Michael W. Upchurch – EVP and CFO: Phil, this is Mike. I mean, just two comments and Dave Ebbrecht provided a little bit of guidance on where we are spending money in 2013, but remember, our intermodal growth and our automotive growth, we are not going to lose that opportunity to continue to capture well above market growth and it does require some investments in our intermodal facilities and certainly on the equipment side in some Automaxs and we are going to make the right investments to make sure we get that growth.

David L. Starling – President and CEO: I might add one other thing. We talked in the past about 80% lease and 20% ownership. We are trying to change that model over time. We certainly see some OR improvement and more ownership and less leasing. So, just like the locomotives that we purchased this year in 2012. In the past we would have leased those locomotives. This time we paid cash on. It requires capital, but we think that’s the right decision to make.

Mid-Single Digit Volume Expectations

Allison Landry – Credit Suisse: Wanted to ask you guys a little bit about the guidance for 2013, and do you think you are being on the conservative side with regards to your mid-single digit volume expectations? You know it seems that with the new opportunities coming online specifically towards the back half of the year that you might see some things towards the higher single digit range and maybe that would push revenues to the low double digit. So, I was wondering if you could comment on which businesses you might be hearing on this side of caution.

David L. Starling – President and CEO: Well, I’ll take. This is Dave. I’ll take quick shot at it and then turn it over to the expect here, but, if you can tell me what the weather is going to be in Iowa up in the corn belt which had the worst drought that this railroad can remember and you can tell me what’s going to happen with coal, then I will give you a better answer. Are we being a little conservative? There are some unknowns out there. Are we nervous about the economy and what’s going to happen with the fiscal cliff? Of course we are.

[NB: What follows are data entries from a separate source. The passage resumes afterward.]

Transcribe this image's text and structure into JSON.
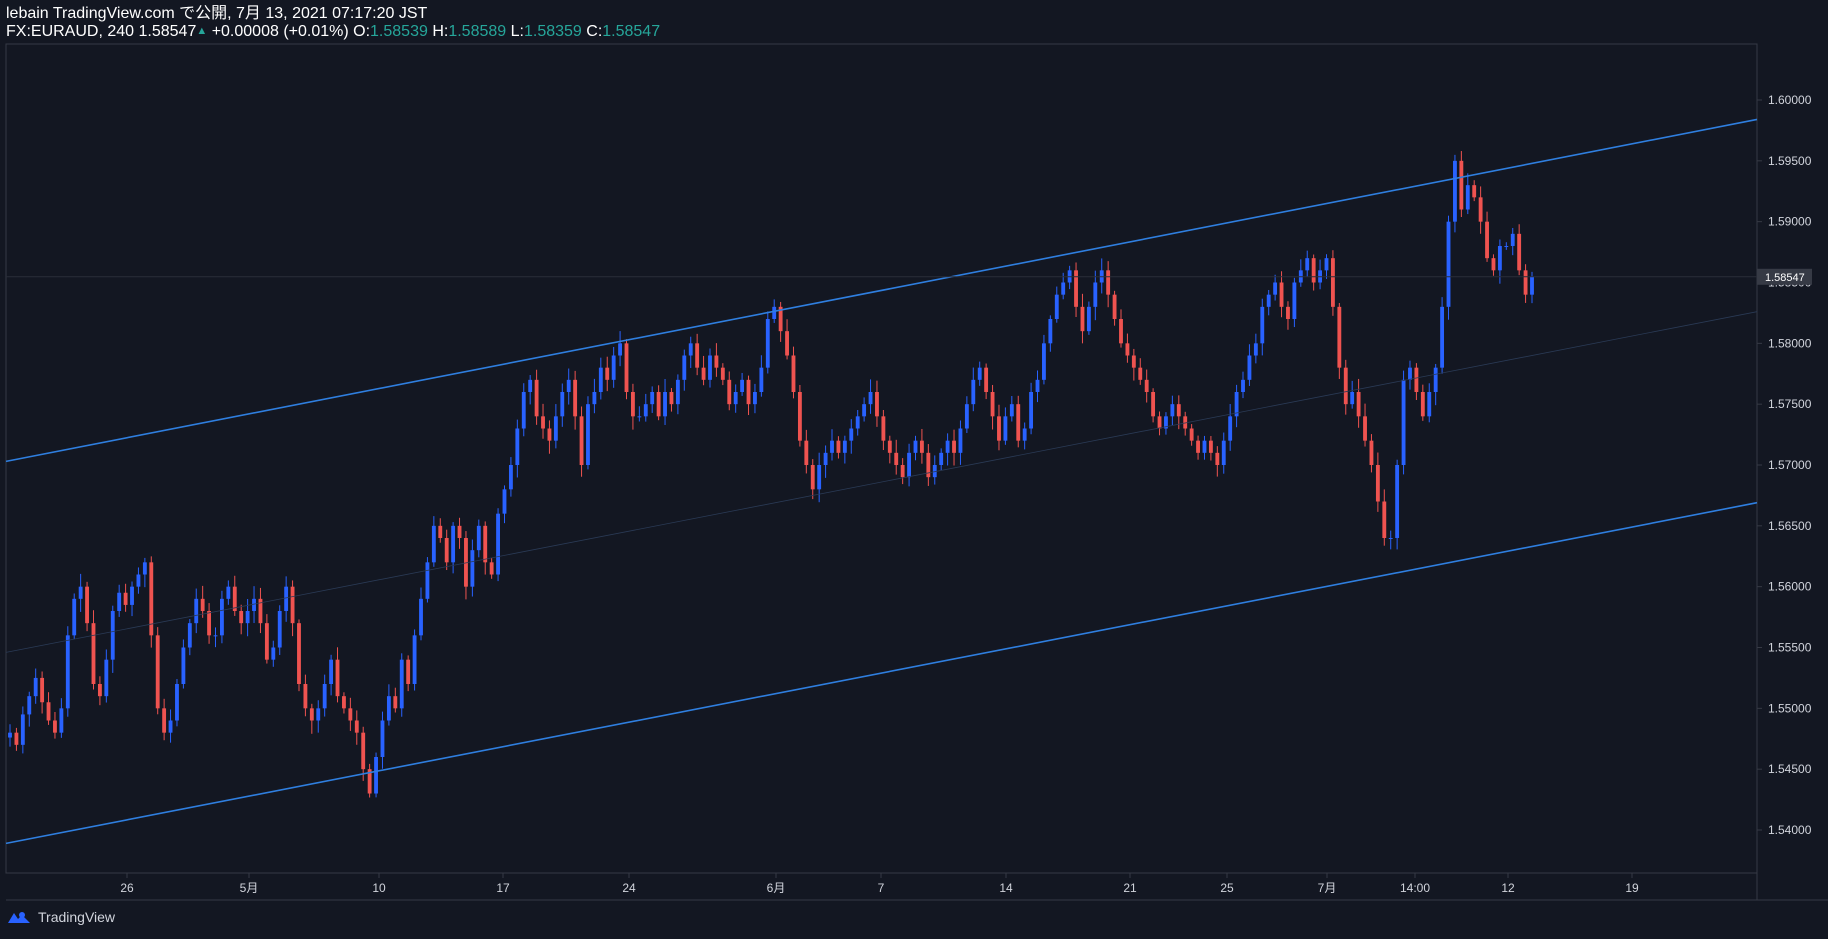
{
  "header": {
    "line1": "lebain TradingView.com で公開, 7月 13, 2021 07:17:20 JST",
    "symbol": "FX:EURAUD, 240",
    "last": "1.58547",
    "change": "+0.00008 (+0.01%)",
    "o_label": "O:",
    "o_value": "1.58539",
    "h_label": "H:",
    "h_value": "1.58589",
    "l_label": "L:",
    "l_value": "1.58359",
    "c_label": "C:",
    "c_value": "1.58547"
  },
  "footer": {
    "brand": "TradingView"
  },
  "colors": {
    "background": "#131722",
    "up": "#2962ff",
    "down": "#ef5350",
    "channel": "#2f7fe0",
    "text": "#d1d4dc",
    "header_value": "#26a69a"
  },
  "chart_data": {
    "type": "candlestick",
    "symbol": "FX:EURAUD",
    "interval": "240",
    "y_ticks": [
      "1.60000",
      "1.59500",
      "1.59000",
      "1.58500",
      "1.58000",
      "1.57500",
      "1.57000",
      "1.56500",
      "1.56000",
      "1.55500",
      "1.55000",
      "1.54500",
      "1.54000"
    ],
    "ylim": [
      1.5365,
      1.6045
    ],
    "last_price_label": "1.58547",
    "x_ticks": [
      "26",
      "5月",
      "10",
      "17",
      "24",
      "6月",
      "7",
      "14",
      "21",
      "25",
      "7月",
      "14:00",
      "12",
      "19"
    ],
    "channel_lines": [
      {
        "name": "upper",
        "from": {
          "x": "4/20",
          "y": 1.5703
        },
        "to": {
          "x": "7/18",
          "y": 1.5984
        }
      },
      {
        "name": "lower",
        "from": {
          "x": "4/20",
          "y": 1.5389
        },
        "to": {
          "x": "7/18",
          "y": 1.5669
        }
      },
      {
        "name": "mid",
        "from": {
          "x": "4/20",
          "y": 1.5546
        },
        "to": {
          "x": "7/18",
          "y": 1.5826
        }
      }
    ],
    "closes_approx": [
      1.548,
      1.547,
      1.5495,
      1.551,
      1.5525,
      1.5505,
      1.549,
      1.548,
      1.55,
      1.556,
      1.559,
      1.56,
      1.557,
      1.552,
      1.551,
      1.554,
      1.558,
      1.5595,
      1.5585,
      1.56,
      1.561,
      1.562,
      1.556,
      1.55,
      1.548,
      1.549,
      1.552,
      1.555,
      1.557,
      1.559,
      1.558,
      1.556,
      1.556,
      1.559,
      1.56,
      1.558,
      1.557,
      1.558,
      1.559,
      1.557,
      1.554,
      1.555,
      1.558,
      1.56,
      1.557,
      1.552,
      1.55,
      1.549,
      1.55,
      1.552,
      1.554,
      1.551,
      1.55,
      1.549,
      1.548,
      1.545,
      1.543,
      1.546,
      1.549,
      1.551,
      1.55,
      1.554,
      1.552,
      1.556,
      1.559,
      1.562,
      1.565,
      1.564,
      1.562,
      1.565,
      1.564,
      1.56,
      1.563,
      1.565,
      1.562,
      1.561,
      1.566,
      1.568,
      1.57,
      1.573,
      1.576,
      1.577,
      1.574,
      1.573,
      1.572,
      1.574,
      1.576,
      1.577,
      1.574,
      1.57,
      1.575,
      1.576,
      1.578,
      1.577,
      1.579,
      1.58,
      1.576,
      1.574,
      1.574,
      1.575,
      1.576,
      1.574,
      1.576,
      1.575,
      1.577,
      1.579,
      1.58,
      1.578,
      1.577,
      1.579,
      1.578,
      1.577,
      1.575,
      1.576,
      1.577,
      1.575,
      1.576,
      1.578,
      1.582,
      1.583,
      1.581,
      1.579,
      1.576,
      1.572,
      1.57,
      1.568,
      1.57,
      1.571,
      1.572,
      1.571,
      1.572,
      1.573,
      1.574,
      1.575,
      1.576,
      1.574,
      1.572,
      1.571,
      1.57,
      1.569,
      1.571,
      1.572,
      1.571,
      1.569,
      1.57,
      1.571,
      1.572,
      1.571,
      1.573,
      1.575,
      1.577,
      1.578,
      1.576,
      1.574,
      1.572,
      1.574,
      1.575,
      1.572,
      1.573,
      1.576,
      1.577,
      1.58,
      1.582,
      1.584,
      1.585,
      1.586,
      1.583,
      1.581,
      1.583,
      1.585,
      1.586,
      1.584,
      1.582,
      1.58,
      1.579,
      1.578,
      1.577,
      1.576,
      1.574,
      1.573,
      1.574,
      1.575,
      1.574,
      1.573,
      1.572,
      1.571,
      1.572,
      1.571,
      1.57,
      1.572,
      1.574,
      1.576,
      1.577,
      1.579,
      1.58,
      1.583,
      1.584,
      1.585,
      1.583,
      1.582,
      1.585,
      1.586,
      1.587,
      1.585,
      1.586,
      1.587,
      1.583,
      1.578,
      1.575,
      1.576,
      1.574,
      1.572,
      1.57,
      1.567,
      1.564,
      1.564,
      1.57,
      1.577,
      1.578,
      1.576,
      1.574,
      1.576,
      1.578,
      1.583,
      1.59,
      1.595,
      1.591,
      1.593,
      1.592,
      1.59,
      1.587,
      1.586,
      1.588,
      1.588,
      1.589,
      1.586,
      1.584,
      1.5855
    ]
  }
}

So, far it’s not reflecting in our numbers, as the negative customers still feel good about 2013, but are there some opportunities for higher growth rate, absolutely.

David R. Ebbrecht – EVP and COO: I would just pick up. It wouldn’t take much to move that across the double-digit line, but just again some of the things that Dave mentioned, the uncertainty, the difficulty we’ve had in forecasting coal and grain in particular, we felt that we would maybe mute those projections a little bit in those businesses.

Allison Landry – Credit Suisse: Then just a follow-up question on the crude opportunity. There’s obviously a lot of pipeline capacity coming online in the Bakken and the Gulf Coast. So, I was wondering if you could talk about your growth expectations for the crude by rail business, maybe within the context of changing supply flows and growing demands in the Gulf for heavy Canadian crude.

Patrick J. Ottensmeyer – EVP, Sales & Marketing: I don’t – I guess, I’d start by saying don’t expect 780% growth that we reported (indiscernible). That was remarkable, but it’s a small base. But what we’re seeing is, and what we feel good about long-term is our position in Port Arthur, Texas. Port Arthur is one of the largest refining markets in the world, some of the largest refineries in the world are located there. It imports over 1 million barrels a day. The customers there like the heavy and the sweet. So, we are moving Canadian and Bakken and West Texas. There’s just a lot of activity and really getting back to your first question Allison, this is one of the areas that’s very difficult for us to forecast because the business is coming at us from places that we are not even looking for it to be honest with you. So, we think crude by rail in spite of what happens with the pipelines, crude by rail we believe is going to be around for a long time, because the customers seem to like it. It gives them flexibility. It doesn’t require the kind of long-term rock solid take or pay commitments that the pipelines require to be built and financed. So, we think this is a business that’s going to grow fast for the foreseeable future and around for a while.